● **Data extracts**:
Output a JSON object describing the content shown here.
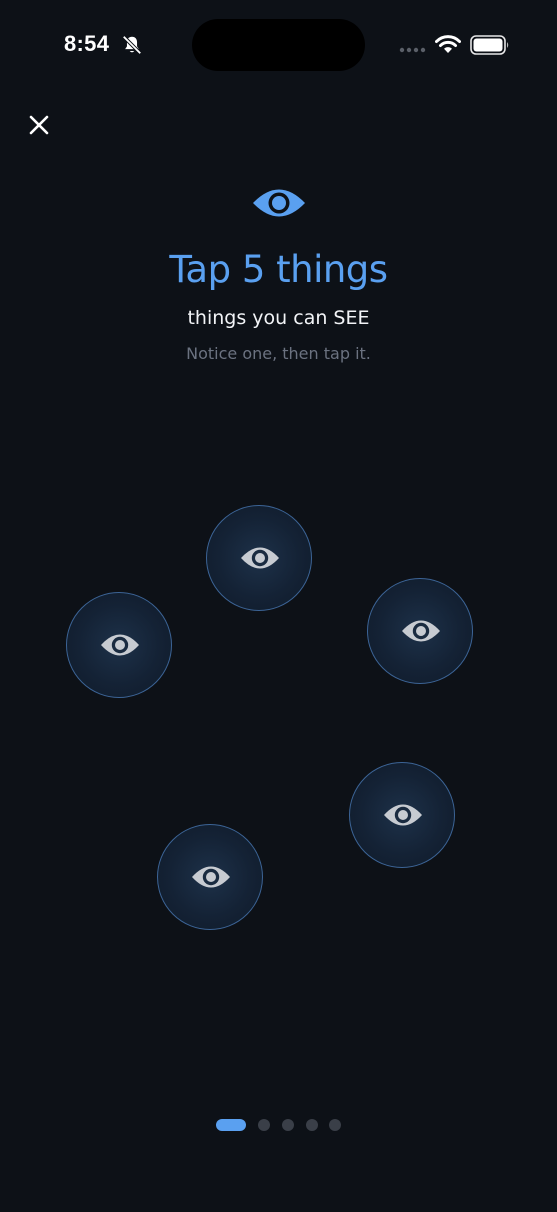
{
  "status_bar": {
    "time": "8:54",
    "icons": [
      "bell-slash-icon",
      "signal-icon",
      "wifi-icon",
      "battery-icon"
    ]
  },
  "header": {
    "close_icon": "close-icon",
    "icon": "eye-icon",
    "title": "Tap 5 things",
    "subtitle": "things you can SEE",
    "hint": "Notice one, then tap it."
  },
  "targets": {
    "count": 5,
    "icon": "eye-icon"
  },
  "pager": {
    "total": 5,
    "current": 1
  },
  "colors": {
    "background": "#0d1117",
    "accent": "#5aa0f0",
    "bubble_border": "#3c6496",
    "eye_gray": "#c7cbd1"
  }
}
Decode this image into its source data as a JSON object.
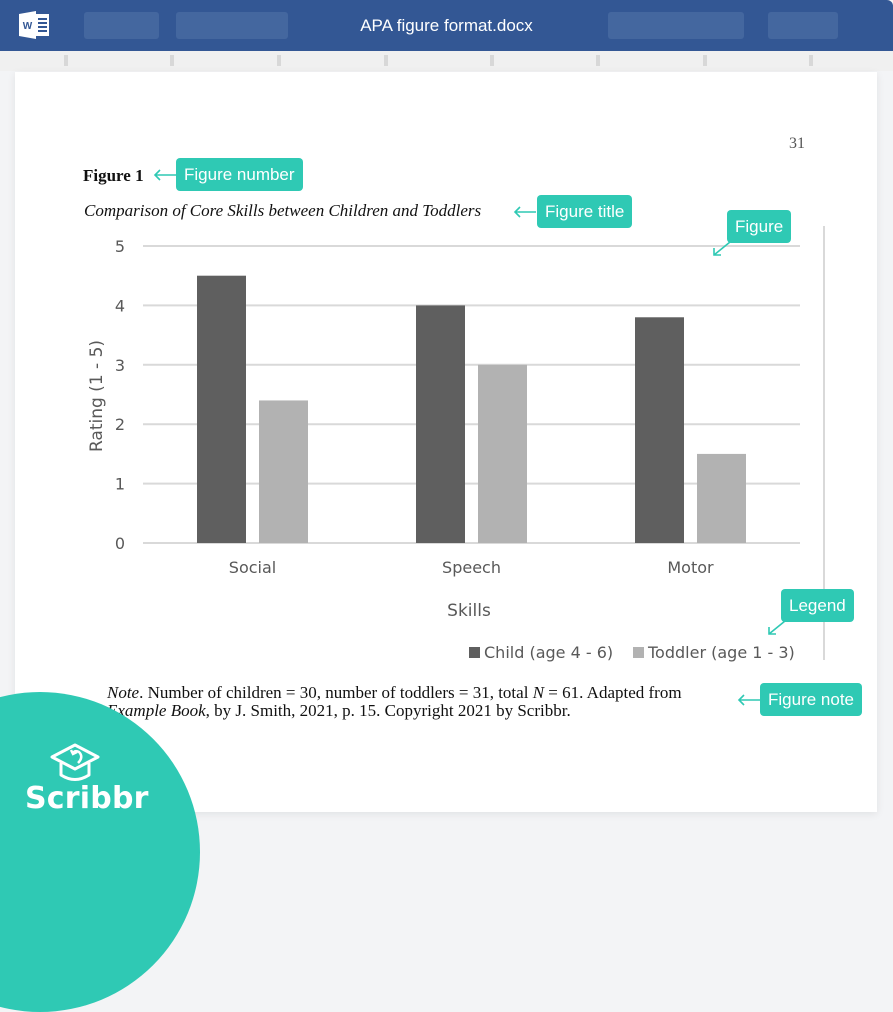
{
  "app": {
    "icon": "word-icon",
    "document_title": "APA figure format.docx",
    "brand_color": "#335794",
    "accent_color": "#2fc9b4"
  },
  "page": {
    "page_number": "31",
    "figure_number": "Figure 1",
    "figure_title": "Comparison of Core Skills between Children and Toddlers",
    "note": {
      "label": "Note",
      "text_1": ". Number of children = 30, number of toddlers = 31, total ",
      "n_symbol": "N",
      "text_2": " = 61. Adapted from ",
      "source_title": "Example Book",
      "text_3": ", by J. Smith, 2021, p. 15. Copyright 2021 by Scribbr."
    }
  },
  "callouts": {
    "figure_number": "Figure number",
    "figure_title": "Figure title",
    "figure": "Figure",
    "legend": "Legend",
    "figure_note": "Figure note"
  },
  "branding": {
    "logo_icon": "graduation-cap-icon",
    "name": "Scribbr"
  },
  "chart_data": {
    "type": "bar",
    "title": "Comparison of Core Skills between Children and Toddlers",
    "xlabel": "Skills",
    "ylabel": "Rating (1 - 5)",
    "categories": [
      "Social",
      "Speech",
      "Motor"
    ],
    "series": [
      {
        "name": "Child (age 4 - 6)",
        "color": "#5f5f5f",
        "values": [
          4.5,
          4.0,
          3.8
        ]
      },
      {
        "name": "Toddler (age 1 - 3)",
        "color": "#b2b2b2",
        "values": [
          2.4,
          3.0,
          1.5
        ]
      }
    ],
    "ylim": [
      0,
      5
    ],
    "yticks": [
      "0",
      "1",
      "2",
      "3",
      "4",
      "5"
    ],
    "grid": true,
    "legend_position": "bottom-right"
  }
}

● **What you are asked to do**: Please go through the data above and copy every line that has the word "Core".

● **Finished exercise**:
    "figure_title": "Comparison of Core Skills between Children and Toddlers",
    "title": "Comparison of Core Skills between Children and Toddlers",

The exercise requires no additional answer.